*** Begin section ***
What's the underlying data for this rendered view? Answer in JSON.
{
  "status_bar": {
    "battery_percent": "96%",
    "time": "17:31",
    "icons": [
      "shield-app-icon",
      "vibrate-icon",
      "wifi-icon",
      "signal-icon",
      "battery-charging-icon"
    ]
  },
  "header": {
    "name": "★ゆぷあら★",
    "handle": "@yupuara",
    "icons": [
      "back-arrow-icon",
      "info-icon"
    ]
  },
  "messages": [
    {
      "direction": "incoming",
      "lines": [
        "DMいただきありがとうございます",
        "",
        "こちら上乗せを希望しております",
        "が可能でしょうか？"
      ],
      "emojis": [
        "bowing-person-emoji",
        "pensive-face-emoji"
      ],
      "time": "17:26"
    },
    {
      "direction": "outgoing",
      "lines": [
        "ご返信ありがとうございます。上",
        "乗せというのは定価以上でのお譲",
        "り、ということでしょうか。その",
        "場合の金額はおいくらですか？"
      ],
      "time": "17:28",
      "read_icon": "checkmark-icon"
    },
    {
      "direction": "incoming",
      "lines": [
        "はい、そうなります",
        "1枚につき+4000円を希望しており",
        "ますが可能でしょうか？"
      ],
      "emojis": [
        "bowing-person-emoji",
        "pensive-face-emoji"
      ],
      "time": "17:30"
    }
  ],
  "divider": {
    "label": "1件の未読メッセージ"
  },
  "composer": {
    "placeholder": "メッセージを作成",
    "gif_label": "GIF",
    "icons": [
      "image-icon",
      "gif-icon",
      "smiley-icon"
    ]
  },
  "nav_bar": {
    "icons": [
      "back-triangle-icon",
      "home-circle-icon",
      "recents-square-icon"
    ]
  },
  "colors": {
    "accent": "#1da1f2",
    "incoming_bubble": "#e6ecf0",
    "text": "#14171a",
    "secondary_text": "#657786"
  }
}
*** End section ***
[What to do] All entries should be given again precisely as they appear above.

[Response area]
What's the underlying data for this rendered view? Answer in JSON.
{
  "status_bar": {
    "battery_percent": "96%",
    "time": "17:31",
    "icons": [
      "shield-app-icon",
      "vibrate-icon",
      "wifi-icon",
      "signal-icon",
      "battery-charging-icon"
    ]
  },
  "header": {
    "name": "★ゆぷあら★",
    "handle": "@yupuara",
    "icons": [
      "back-arrow-icon",
      "info-icon"
    ]
  },
  "messages": [
    {
      "direction": "incoming",
      "lines": [
        "DMいただきありがとうございます",
        "",
        "こちら上乗せを希望しております",
        "が可能でしょうか？"
      ],
      "emojis": [
        "bowing-person-emoji",
        "pensive-face-emoji"
      ],
      "time": "17:26"
    },
    {
      "direction": "outgoing",
      "lines": [
        "ご返信ありがとうございます。上",
        "乗せというのは定価以上でのお譲",
        "り、ということでしょうか。その",
        "場合の金額はおいくらですか？"
      ],
      "time": "17:28",
      "read_icon": "checkmark-icon"
    },
    {
      "direction": "incoming",
      "lines": [
        "はい、そうなります",
        "1枚につき+4000円を希望しており",
        "ますが可能でしょうか？"
      ],
      "emojis": [
        "bowing-person-emoji",
        "pensive-face-emoji"
      ],
      "time": "17:30"
    }
  ],
  "divider": {
    "label": "1件の未読メッセージ"
  },
  "composer": {
    "placeholder": "メッセージを作成",
    "gif_label": "GIF",
    "icons": [
      "image-icon",
      "gif-icon",
      "smiley-icon"
    ]
  },
  "nav_bar": {
    "icons": [
      "back-triangle-icon",
      "home-circle-icon",
      "recents-square-icon"
    ]
  },
  "colors": {
    "accent": "#1da1f2",
    "incoming_bubble": "#e6ecf0",
    "text": "#14171a",
    "secondary_text": "#657786"
  }
}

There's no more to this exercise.